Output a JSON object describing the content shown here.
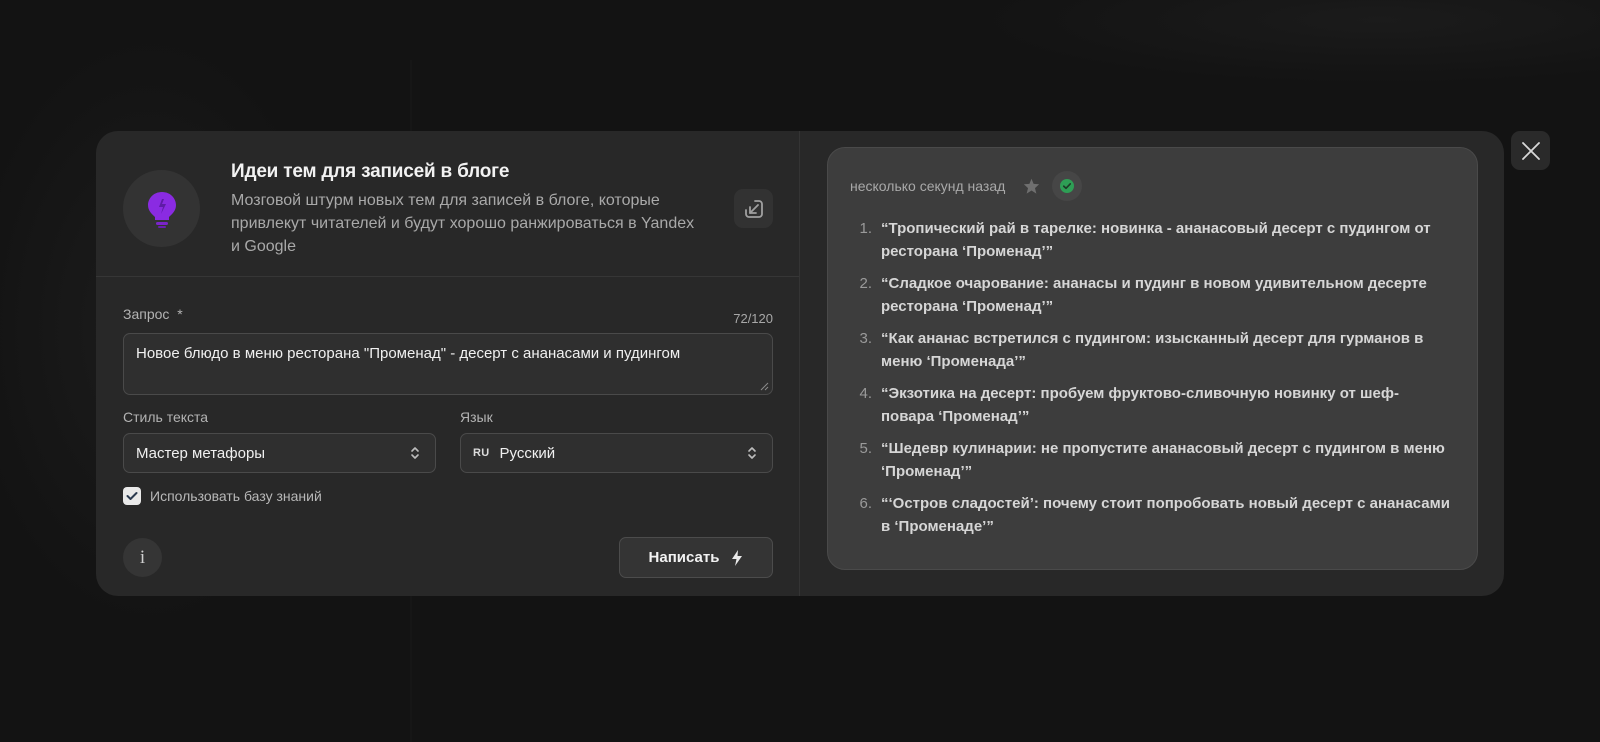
{
  "tool": {
    "title": "Идеи тем для записей в блоге",
    "description": "Мозговой штурм новых тем для записей в блоге, которые привлекут читателей и будут хорошо ранжироваться в Yandex и Google",
    "icon": "lightbulb-icon"
  },
  "form": {
    "request_label": "Запрос",
    "required_mark": "*",
    "counter": "72/120",
    "request_value": "Новое блюдо в меню ресторана \"Променад\" - десерт с ананасами и пудингом",
    "style_label": "Стиль текста",
    "style_value": "Мастер метафоры",
    "language_label": "Язык",
    "language_code": "RU",
    "language_value": "Русский",
    "knowledge_base_label": "Использовать базу знаний",
    "knowledge_base_checked": true,
    "info_label": "i",
    "submit_label": "Написать"
  },
  "result": {
    "timestamp": "несколько секунд назад",
    "items": [
      {
        "num": "1.",
        "text": "“Тропический рай в тарелке: новинка - ананасовый десерт с пудингом от ресторана ‘Променад’”"
      },
      {
        "num": "2.",
        "text": "“Сладкое очарование: ананасы и пудинг в новом удивительном десерте ресторана ‘Променад’”"
      },
      {
        "num": "3.",
        "text": "“Как ананас встретился с пудингом: изысканный десерт для гурманов в меню ‘Променада’”"
      },
      {
        "num": "4.",
        "text": "“Экзотика на десерт: пробуем фруктово-сливочную новинку от шеф-повара ‘Променад’”"
      },
      {
        "num": "5.",
        "text": "“Шедевр кулинарии: не пропустите ананасовый десерт с пудингом в меню ‘Променад’”"
      },
      {
        "num": "6.",
        "text": "“‘Остров сладостей’: почему стоит попробовать новый десерт с ананасами в ‘Променаде’”"
      }
    ]
  },
  "colors": {
    "accent_purple": "#8a2be2",
    "success_green": "#2e9e55",
    "modal_bg": "#282828",
    "result_bg": "#3d3d3d"
  }
}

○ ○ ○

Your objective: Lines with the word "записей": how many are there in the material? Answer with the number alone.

Finished exercise: 2